* **DATASET EXTRACT**:
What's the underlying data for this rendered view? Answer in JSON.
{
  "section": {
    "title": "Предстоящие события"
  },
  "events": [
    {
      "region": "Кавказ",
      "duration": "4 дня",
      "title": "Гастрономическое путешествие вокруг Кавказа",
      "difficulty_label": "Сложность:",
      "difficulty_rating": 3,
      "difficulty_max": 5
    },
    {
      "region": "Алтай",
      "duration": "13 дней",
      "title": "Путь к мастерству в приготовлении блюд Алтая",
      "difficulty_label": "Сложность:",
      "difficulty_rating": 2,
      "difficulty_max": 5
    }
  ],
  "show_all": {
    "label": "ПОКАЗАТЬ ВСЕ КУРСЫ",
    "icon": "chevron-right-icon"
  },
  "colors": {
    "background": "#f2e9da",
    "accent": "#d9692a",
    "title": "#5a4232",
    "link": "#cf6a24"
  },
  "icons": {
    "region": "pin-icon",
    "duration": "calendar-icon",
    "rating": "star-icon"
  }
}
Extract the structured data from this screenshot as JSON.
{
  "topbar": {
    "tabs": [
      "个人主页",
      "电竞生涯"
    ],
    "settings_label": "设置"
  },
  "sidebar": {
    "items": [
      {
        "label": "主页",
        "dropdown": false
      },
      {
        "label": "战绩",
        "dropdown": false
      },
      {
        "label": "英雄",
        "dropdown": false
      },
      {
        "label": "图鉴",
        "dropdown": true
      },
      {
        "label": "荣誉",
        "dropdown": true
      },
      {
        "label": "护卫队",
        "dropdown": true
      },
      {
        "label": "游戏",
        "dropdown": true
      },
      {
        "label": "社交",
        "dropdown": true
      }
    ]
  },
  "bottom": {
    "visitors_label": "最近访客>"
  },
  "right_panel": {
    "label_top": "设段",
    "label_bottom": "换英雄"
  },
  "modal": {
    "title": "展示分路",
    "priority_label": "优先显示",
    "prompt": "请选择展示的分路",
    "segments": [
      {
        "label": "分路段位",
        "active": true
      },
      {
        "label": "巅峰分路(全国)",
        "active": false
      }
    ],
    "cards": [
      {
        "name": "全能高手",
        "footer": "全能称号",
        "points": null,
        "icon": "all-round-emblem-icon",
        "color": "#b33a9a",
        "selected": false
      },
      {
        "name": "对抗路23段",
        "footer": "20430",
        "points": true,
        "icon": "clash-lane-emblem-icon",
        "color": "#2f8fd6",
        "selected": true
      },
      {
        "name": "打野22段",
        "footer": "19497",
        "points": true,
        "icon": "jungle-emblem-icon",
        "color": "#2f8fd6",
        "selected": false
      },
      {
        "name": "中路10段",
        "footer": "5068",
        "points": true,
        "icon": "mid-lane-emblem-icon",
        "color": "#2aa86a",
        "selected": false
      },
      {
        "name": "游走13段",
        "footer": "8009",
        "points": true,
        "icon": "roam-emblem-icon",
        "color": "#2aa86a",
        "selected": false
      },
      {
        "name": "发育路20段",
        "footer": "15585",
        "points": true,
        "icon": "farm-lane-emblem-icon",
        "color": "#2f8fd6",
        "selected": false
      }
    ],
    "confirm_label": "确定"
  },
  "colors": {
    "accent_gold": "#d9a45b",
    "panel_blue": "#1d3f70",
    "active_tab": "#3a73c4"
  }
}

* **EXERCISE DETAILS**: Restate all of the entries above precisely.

* **REPLY**:
What's the underlying data for this rendered view? Answer in JSON.
{
  "section": {
    "title": "Предстоящие события"
  },
  "events": [
    {
      "region": "Кавказ",
      "duration": "4 дня",
      "title": "Гастрономическое путешествие вокруг Кавказа",
      "difficulty_label": "Сложность:",
      "difficulty_rating": 3,
      "difficulty_max": 5
    },
    {
      "region": "Алтай",
      "duration": "13 дней",
      "title": "Путь к мастерству в приготовлении блюд Алтая",
      "difficulty_label": "Сложность:",
      "difficulty_rating": 2,
      "difficulty_max": 5
    }
  ],
  "show_all": {
    "label": "ПОКАЗАТЬ ВСЕ КУРСЫ",
    "icon": "chevron-right-icon"
  },
  "colors": {
    "background": "#f2e9da",
    "accent": "#d9692a",
    "title": "#5a4232",
    "link": "#cf6a24"
  },
  "icons": {
    "region": "pin-icon",
    "duration": "calendar-icon",
    "rating": "star-icon"
  }
}
Extract the structured data from this screenshot as JSON.
{
  "topbar": {
    "tabs": [
      "个人主页",
      "电竞生涯"
    ],
    "settings_label": "设置"
  },
  "sidebar": {
    "items": [
      {
        "label": "主页",
        "dropdown": false
      },
      {
        "label": "战绩",
        "dropdown": false
      },
      {
        "label": "英雄",
        "dropdown": false
      },
      {
        "label": "图鉴",
        "dropdown": true
      },
      {
        "label": "荣誉",
        "dropdown": true
      },
      {
        "label": "护卫队",
        "dropdown": true
      },
      {
        "label": "游戏",
        "dropdown": true
      },
      {
        "label": "社交",
        "dropdown": true
      }
    ]
  },
  "bottom": {
    "visitors_label": "最近访客>"
  },
  "right_panel": {
    "label_top": "设段",
    "label_bottom": "换英雄"
  },
  "modal": {
    "title": "展示分路",
    "priority_label": "优先显示",
    "prompt": "请选择展示的分路",
    "segments": [
      {
        "label": "分路段位",
        "active": true
      },
      {
        "label": "巅峰分路(全国)",
        "active": false
      }
    ],
    "cards": [
      {
        "name": "全能高手",
        "footer": "全能称号",
        "points": null,
        "icon": "all-round-emblem-icon",
        "color": "#b33a9a",
        "selected": false
      },
      {
        "name": "对抗路23段",
        "footer": "20430",
        "points": true,
        "icon": "clash-lane-emblem-icon",
        "color": "#2f8fd6",
        "selected": true
      },
      {
        "name": "打野22段",
        "footer": "19497",
        "points": true,
        "icon": "jungle-emblem-icon",
        "color": "#2f8fd6",
        "selected": false
      },
      {
        "name": "中路10段",
        "footer": "5068",
        "points": true,
        "icon": "mid-lane-emblem-icon",
        "color": "#2aa86a",
        "selected": false
      },
      {
        "name": "游走13段",
        "footer": "8009",
        "points": true,
        "icon": "roam-emblem-icon",
        "color": "#2aa86a",
        "selected": false
      },
      {
        "name": "发育路20段",
        "footer": "15585",
        "points": true,
        "icon": "farm-lane-emblem-icon",
        "color": "#2f8fd6",
        "selected": false
      }
    ],
    "confirm_label": "确定"
  },
  "colors": {
    "accent_gold": "#d9a45b",
    "panel_blue": "#1d3f70",
    "active_tab": "#3a73c4"
  }
}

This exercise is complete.